Dawn Ripple calls her decision to retire from the Abilene ISD “bittersweet.” One that came to her with much thought and deliberation after four years as the principal at Ward Elementary School. In the end, recognizing that it was time to do something different led her to step away from the daily grind of running a campus.

“I love what I do, and I love my Ward family,” she said just days before the end of the 2022-23 school year. “I’ve been in this building for 10 years, and I’ve established a lot of great connections and relationships, and hopefully, I’ve made an impact in the lives of others.”

Ripple has been an educator across 16 years and four states as she and her family moved with her husband, Kevin, who was a B-1 pilot in the Air Force before retiring as a lieutenant colonel. The Ripple family was stationed in bases in Florida, Virginia, Washington, D.C., and three times at Dyess Air Force Base.

Those three separate stops in Abilene – including the last one – were where Ripple and her family put down roots. All three of their children attended Ward and graduated from Cooper High School, and she served on the PTO and as a substitute teacher before joining the AISD full-time. Before teaching special education at Ward, she taught at Bassetti Elementary School for 1 ½ years. She then became the Instructional Coordinator under former principal Alison Sims and was hired as the principal in the spring of 2019 when Sims moved into an AISD administrative role.

The culture at Ward had already been established before Ripple took over, but she only enhanced what goes on inside the building in southwest Abilene.

“When I interview candidates, I joke with them that at Ward, we work and play hard,” she said. “We bring our ‘A’ game during the day, and we’re all about instruction and developing those relationships with students and making learning fun. But at the end of the day, after the students are gone, we’re popping in and checking on one another. I address all my emails and letters to them as ‘Ward Family’ because I believe that’s what we have here.”

Ward music teacher Elizabeth Burns, who has been in the AISD for 21 years, with 20 of those coming at Ward, taught each of Ripple’s children and considers her a leader and friend.

“I’m going to miss her support and friendship,” Burns said. “She has an amazing way of making people feel valued. Her office has always been open when I needed guidance or uplifting words of encouragement. Ward has always had a family feel but now more than ever. Dawn has given it an extra touch of love. She has such an honest and compassionate heart. There is no doubt that she truly cares about the staff and students at Ward.  

“Her genuine and caring heart has been contagious to our entire staff,” Burns said. “She has encouraged us to be supportive of each other, rally around each other, and work together as an entire team instead of grade levels or individuals. Her guidance has helped take that family feel to another level – not just a  family feel but a loving, supportive family. She will be greatly missed by all of us at Ward.”

It’s that culture that Ripple said she will miss the most after she retires.

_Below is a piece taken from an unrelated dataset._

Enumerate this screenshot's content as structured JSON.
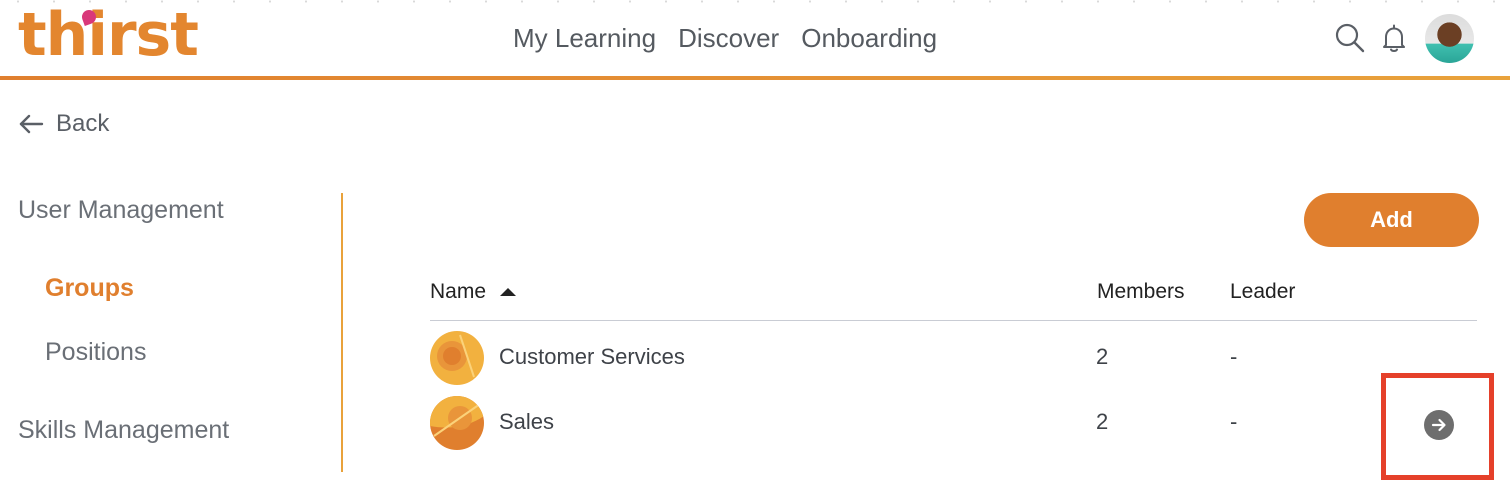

“I’m struggling with missing the friendships and community,” she said. “I know I need to slow my pace, but I’m struggling with the knowledge that my day-to-day interactions with people will be curtailed. I’ve been told that people who love hard grieve hard, so I think I’m going through the grieving process. I’ll reset for a little bit and learn to sleep again. But after that, maybe I’ll be a substitute again and come in and teach someone else’s lesson plan and go home at 3:30 p.m. and really go home. I don’t know what I’ll do, but my husband has told me to take my time figuring out that part of this situation.”

One thing she will do is take a well-deserved trip with her husband and their best friends to Europe in late June. They’ll spend a few days in Amsterdam and then eight days on a Viking Cruise ship going through four countries.

And after she gets back, she said she’s already planned another trip in late July when the AISD is hosting its annual Administrative Retreat, prepping for the upcoming 2023-24 school year.

“I think if I’m not in town when everyone else is spinning up and getting ready, maybe I won’t be thinking about and missing it as much,” she said.

Until those two trips, she’ll finish the school year and then serve the rest of her contract helping new principal Blake Fuller settle in. She’ll have to finish cleaning out her office – something she admits she’s dreading and probably won’t until the last minute – and will find a quiet corner in the library to work for the final weeks of her contract.

And then she’ll be done, leaving a lasting mark on the campus and community.

“I want the students to remember that I cared about them as the whole person,” she said. “Education and academics are important, but I want them to know and remember that Mrs. Ripple cared about them as an individual. I want them to know that when they were here, they were cared for, valued, and safe, and to be able to look back and say how much they loved their Ward Elementary School experience.”